Teams have found India one of the toughest sides to beat at home. How big a challenge is the tour for you, personally?
Yes, India is one of the toughest tours, and, therefore, presents a huge challenge for us. I love a challenge, that's why I play the game. I have gained a lot of experience in a very short space of time as captain with seven away tours, including three to the subcontinent.
I think those experiences have helped me mature as a captain and prepare me for the challenges of playing India.
Has the South African team also planned meticulously like the Aussies for the India tour?
Yes, we had a week-long camp in Pertoria at the UCB's High Performance Centre. The pitches were prepared to try and simulate those in India and by the end of the week were spinning huge! We also used a heat and humidity chamber to test our ability to deal with extreme conditions, and Gary Kirsten shared some of his thoughts with us on batting in India.

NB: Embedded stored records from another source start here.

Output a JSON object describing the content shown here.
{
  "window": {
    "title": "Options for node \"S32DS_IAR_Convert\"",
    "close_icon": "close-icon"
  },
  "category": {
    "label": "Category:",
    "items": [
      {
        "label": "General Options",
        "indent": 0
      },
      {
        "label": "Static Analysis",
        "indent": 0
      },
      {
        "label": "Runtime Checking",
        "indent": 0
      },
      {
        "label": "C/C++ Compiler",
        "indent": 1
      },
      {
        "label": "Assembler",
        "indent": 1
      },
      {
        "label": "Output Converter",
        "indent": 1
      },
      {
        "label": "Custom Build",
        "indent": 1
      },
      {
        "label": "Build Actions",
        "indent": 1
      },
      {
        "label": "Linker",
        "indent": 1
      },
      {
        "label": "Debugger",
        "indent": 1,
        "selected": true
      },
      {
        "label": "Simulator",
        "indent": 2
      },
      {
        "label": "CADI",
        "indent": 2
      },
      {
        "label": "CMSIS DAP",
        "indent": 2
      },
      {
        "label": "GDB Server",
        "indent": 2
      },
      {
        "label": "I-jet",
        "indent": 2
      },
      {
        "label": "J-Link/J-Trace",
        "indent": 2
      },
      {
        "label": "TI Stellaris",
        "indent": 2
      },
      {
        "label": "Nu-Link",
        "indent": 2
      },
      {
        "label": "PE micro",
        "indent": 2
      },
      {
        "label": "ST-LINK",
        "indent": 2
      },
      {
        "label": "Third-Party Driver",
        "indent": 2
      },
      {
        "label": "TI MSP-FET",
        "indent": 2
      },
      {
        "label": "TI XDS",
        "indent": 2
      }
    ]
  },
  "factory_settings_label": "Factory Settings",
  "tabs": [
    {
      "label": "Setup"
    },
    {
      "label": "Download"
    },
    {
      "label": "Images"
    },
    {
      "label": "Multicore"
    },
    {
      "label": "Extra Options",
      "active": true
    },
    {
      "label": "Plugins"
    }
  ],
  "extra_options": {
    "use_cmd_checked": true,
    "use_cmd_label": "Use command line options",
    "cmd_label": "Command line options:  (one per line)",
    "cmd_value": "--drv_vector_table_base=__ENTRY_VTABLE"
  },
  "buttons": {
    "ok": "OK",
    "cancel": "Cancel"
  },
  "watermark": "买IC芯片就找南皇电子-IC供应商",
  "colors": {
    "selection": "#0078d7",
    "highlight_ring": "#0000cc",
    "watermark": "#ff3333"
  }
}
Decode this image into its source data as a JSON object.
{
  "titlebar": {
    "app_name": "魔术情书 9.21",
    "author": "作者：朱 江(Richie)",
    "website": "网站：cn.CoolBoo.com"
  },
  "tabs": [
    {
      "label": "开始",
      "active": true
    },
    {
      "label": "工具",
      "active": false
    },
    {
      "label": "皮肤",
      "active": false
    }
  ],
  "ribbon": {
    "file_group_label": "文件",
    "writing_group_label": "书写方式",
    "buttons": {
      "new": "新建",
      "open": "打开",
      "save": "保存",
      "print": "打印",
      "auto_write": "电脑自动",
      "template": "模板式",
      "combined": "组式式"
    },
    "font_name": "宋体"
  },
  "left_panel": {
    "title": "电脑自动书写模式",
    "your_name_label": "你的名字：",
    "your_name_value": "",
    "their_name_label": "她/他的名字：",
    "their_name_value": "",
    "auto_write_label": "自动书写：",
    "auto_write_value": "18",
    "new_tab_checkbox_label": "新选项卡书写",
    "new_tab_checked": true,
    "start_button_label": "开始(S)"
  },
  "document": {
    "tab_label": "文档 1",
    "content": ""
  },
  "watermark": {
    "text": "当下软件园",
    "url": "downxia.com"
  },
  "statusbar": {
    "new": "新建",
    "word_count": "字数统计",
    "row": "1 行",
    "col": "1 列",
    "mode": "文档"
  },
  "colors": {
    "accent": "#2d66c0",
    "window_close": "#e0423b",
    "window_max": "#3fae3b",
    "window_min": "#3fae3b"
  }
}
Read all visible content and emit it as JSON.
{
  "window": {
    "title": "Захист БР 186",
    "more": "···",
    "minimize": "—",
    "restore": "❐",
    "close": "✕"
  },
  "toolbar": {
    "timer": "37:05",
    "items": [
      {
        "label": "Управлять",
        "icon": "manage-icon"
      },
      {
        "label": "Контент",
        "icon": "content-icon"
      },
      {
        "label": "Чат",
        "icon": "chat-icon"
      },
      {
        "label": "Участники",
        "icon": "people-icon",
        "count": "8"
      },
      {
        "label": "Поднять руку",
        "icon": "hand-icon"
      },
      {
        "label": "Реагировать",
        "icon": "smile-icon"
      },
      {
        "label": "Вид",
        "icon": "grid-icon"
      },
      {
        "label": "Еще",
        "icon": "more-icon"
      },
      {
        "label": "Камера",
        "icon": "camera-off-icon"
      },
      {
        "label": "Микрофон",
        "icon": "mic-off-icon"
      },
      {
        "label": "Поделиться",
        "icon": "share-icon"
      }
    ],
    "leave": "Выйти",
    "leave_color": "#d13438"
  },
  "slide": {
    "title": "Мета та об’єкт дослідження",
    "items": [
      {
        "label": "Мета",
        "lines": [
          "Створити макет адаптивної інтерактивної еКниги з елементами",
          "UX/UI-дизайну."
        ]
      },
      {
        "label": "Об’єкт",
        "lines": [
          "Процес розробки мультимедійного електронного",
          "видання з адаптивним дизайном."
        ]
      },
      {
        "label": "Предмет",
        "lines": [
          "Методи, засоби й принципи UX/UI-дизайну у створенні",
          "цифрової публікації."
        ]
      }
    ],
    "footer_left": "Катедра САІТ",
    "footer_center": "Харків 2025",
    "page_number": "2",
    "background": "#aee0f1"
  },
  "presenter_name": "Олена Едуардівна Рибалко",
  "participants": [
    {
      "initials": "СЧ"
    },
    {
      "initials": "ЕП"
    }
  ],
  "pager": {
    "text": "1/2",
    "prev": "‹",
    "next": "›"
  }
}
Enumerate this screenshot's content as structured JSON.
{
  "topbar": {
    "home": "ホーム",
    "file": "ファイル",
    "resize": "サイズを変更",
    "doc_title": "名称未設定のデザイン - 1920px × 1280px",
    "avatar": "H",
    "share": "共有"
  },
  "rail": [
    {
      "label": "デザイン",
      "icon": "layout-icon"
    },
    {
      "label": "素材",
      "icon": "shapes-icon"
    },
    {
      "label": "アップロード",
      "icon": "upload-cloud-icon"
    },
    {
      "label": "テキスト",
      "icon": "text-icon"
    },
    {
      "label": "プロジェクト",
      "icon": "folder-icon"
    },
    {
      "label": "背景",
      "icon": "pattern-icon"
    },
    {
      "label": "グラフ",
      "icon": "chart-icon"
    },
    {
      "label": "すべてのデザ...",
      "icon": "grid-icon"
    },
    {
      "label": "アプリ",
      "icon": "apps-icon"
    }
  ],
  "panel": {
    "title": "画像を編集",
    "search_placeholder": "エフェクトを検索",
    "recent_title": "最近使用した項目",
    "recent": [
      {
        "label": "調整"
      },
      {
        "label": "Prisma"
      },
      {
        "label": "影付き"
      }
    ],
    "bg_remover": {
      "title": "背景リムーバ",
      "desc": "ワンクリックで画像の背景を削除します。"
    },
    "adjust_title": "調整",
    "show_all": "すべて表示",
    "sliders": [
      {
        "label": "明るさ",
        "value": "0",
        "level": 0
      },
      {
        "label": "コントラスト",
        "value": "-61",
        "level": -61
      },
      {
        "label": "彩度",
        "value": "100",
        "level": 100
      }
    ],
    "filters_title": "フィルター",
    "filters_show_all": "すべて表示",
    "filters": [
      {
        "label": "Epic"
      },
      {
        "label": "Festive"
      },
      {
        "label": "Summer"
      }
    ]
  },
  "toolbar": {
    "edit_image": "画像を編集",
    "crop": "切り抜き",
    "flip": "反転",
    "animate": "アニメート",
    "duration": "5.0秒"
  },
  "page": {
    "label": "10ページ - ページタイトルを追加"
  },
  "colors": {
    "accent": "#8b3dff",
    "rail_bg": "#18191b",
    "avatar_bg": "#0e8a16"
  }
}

It certainly was the best prepared I have ever been for a tour.
The bowling department, except for Shaun Pollock, looks frail in experience. Do you think the team has it to take 20 Indian wickets in the match?
We took ten wickets in Kanpur on a featherbed pitch. I think our bowling is looking good; in the right conditions we certainly have the ability to take 20 wickets.
What changes has Ray Jennings brought about since his appointment as South Africa coach?
Ray has brought an energy and passion to the set up. He has also given responsibilities to the senior players. Shaun, for example, deals with the bowlers and Jacques Kallis with the batsmen. While he might be seen as a tough man, Ray has also instilled a sense of fun and enjoyment in us, which is something that I think we had lost for a while.
If you were to rewind the clock, would you still take up the job of captaincy at such an early stage of you career?
Most certainly! I said at the time of my appointment that I was up for the job and that I had always wanted to captain my country. Yes, it has been hectic, but I'm sure any captain will tell you the same, regardless of his experience in the game.
You had a word with Stephen Fleming after the New Zealand series? Was there any particular advice of his that stuck?
Stephen and I had dinner together at the end of the series in New Zealand and chatted about a number of cricketing issues. I am very definitely my own captain and I don't have any particular favourite captain.
Did the back-to-back hundreds in England help you settle down better as a captain and batsman?
Yes, I think it did help, although it was a pretty hectic time. I gained a lot of confidence from those innings.
How much of a say does a captain have in matters of team selection in South Africa?
We have a selection panel of four, with Omar Henry as the convener. Ray Jennings is on the panel as well. I am consulted, but, ultimately, the final say is with the panel and particularly the convener.
You are seen as an outspoken captain...
I don't see myself as outspoken. I believe in honesty and openness.
Somerset has offered you a contract for next summer. What do you expect to glean from the experience in England?
Nothing is signed yet. I do think that a season of county cricket would be a very good experience for any young cricketer. Playing as regularly as they do and under such differing conditions would be a great learning experience, I think one would also learn from the deep culture of cricket in the UK, talking to players and ex-players can only broaden one's mind.